3. SITE SELECTION
Biopiles require adequate space for equipment access, soil hauling, soil storage, and availablility of utilities such as water and power. Local, remote, and temporary or permanent treatment sites are frequently dictated by the amount of soil to be treated (>250 cy).
4. SOIL PREPARATION
Tilling, discing, shredding, and/or screening may be necessary to reduce particle size and provide a more homogeneous matrix. Blending or mixing agents such as sand, wood chips, straw, mulch, grass clippings, compost, gypsum, waste from grape producers (shredded stems, pumice, etc.) may be added to increase soil porosity, homogeneity, and/or retain moisture. Reducing particle size prior to excavation by plowing, cultivating, or discing may be all that is required for select soils. Typical biopile blending agent additions range from 10 to 20% combined with 80 to 90% contaminated soil.
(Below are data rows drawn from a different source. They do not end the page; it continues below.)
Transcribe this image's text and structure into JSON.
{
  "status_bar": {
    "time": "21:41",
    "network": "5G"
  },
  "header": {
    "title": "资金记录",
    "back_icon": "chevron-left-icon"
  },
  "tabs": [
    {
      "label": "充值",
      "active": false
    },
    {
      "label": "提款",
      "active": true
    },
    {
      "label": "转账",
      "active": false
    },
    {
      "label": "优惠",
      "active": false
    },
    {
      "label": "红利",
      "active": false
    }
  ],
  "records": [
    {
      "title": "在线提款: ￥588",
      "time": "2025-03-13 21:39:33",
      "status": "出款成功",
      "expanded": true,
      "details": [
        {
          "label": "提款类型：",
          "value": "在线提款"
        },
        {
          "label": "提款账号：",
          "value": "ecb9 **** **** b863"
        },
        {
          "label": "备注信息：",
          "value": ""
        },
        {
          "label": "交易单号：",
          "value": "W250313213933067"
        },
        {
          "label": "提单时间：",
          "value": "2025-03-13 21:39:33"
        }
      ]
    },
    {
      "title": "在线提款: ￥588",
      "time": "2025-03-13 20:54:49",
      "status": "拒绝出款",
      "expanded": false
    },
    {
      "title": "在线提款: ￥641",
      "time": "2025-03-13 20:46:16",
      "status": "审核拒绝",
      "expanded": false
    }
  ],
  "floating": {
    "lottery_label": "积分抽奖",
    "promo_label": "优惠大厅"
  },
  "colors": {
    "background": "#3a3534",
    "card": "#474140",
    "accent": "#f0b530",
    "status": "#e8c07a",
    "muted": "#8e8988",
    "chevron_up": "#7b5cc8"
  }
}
5. BIOPILE CONTROL PARAMETERS
• Moisture – 75% field holding capacity (12 to 30% by weight)
• Biochemical Catalysts –Typical C:N:P ratio 100:10:1 to 100:1:0.5 depending oncontaminants and degraders
• Excessive concentrations of phosphate and sulfate can retard microbial metabolism
• Oxygen Concentration – mechanical aeration is superior to chemical oxidization
• Hydrogen Peroxide wastes oxidization on natural organics in soil that are not target contaminants
• pH – 5 to 9, adjust with soda ash, NaOH, citric acid
• Mass Transfer Confirmation – radius of influence testing by air injection and magnehillic gages
• Soil Temperature – 10ºC to 45ºC (50 to 113ºF). For every 10ºF rise in temperature, degradation rates may double.
• Regenerative Blowers - produce heat in the range of 140ºF which is ideal for pressurized aeration of biopiles.
6. BENCH-SCALE TESTS
A standard method for biopile treatability studies does not exist. Bench-scale treatability tests do not provide reliable scale up information for full-scale design. Catalyst and carbon requirements are dynamic and are different for each soil and contaminant. Maintaining elevated heterotrophic plate counts after amendment addition is a good indicator that degradation is proceeding, and adequate moisture levels are being maintained.
Amendment frequencies and dosages may need to be adjusted to achieve optimal degradation rates. Note that as petroleum hydrocarbon chains are degraded or broken down into smaller more numerous chains, a “bouncing ball” degradation curve may be observed, with concentrations dropping and rebounding until asymptotic concentrations are reached. Applying too much organic catalysts can be detrimental as microbes may prefer to degrade additives rather than target contaminants.
Remtech has performed soil bench-scale tests using metal (minimal contaminant adsorption) pans or pails. Prior to splitting soil between different bioreactors, rocks and roots are removed, clumps broken down with nitrile gloves, then screened. Catalysts are added with spray bottles that deliver a known amount per pump, mixing with a stainless-steel paddle or spoon, and adding distilled water to maintain adequate moisture without producing a pasty soil with no free liquids in the bottom of the container. Additional water may be required to ensure that catalysts are distributed throughout the entire matrix. Samples can be removed from the same test vessel providing mixing is maintained during the test period to determine degradation rates and plate counts. A contaminated sample blank should be run without catalyst addition for natural attenuation comparison.
Continuously Stirred Slurry Reactors (CSTRs) with shakers or magnetic stirrers have also been used by Remtech to determine relative biodegradation rates using erlenmeyer flasks covered with tin foil. Flask studies are primarily used for water-phased bioremediation studies, not biopile studies.
7. BIOPILE CONSTRUCTION
Select biopile configurations are presented in Figures 2 and 3. Adding or eliminating system options may be appropriate for specific contaminates and soils. General construction rules thumb are summarized below:
• Pile height - 4 to 10 ft
• 10 ft space between piles if equipment access is required, no equipment movement on piles
• 1% slope of pile base for leachate drainage
• Less than 45% slope of pile sides
• Membrane under and/or over pile
• Aeration – mechanical mixing or pressurized or vacuum aeration
• Catalyst and water addition – soaker hoses, surface spray or vacuum communication
• Add catalyst during initial mixing operation
• Leachate Collection – gravity or vacuum extraction
• Leachate Treatment – recirculation or treatment
• Off gas treatment required for volatile petroleum compounds like gasoline, generally not required for diesel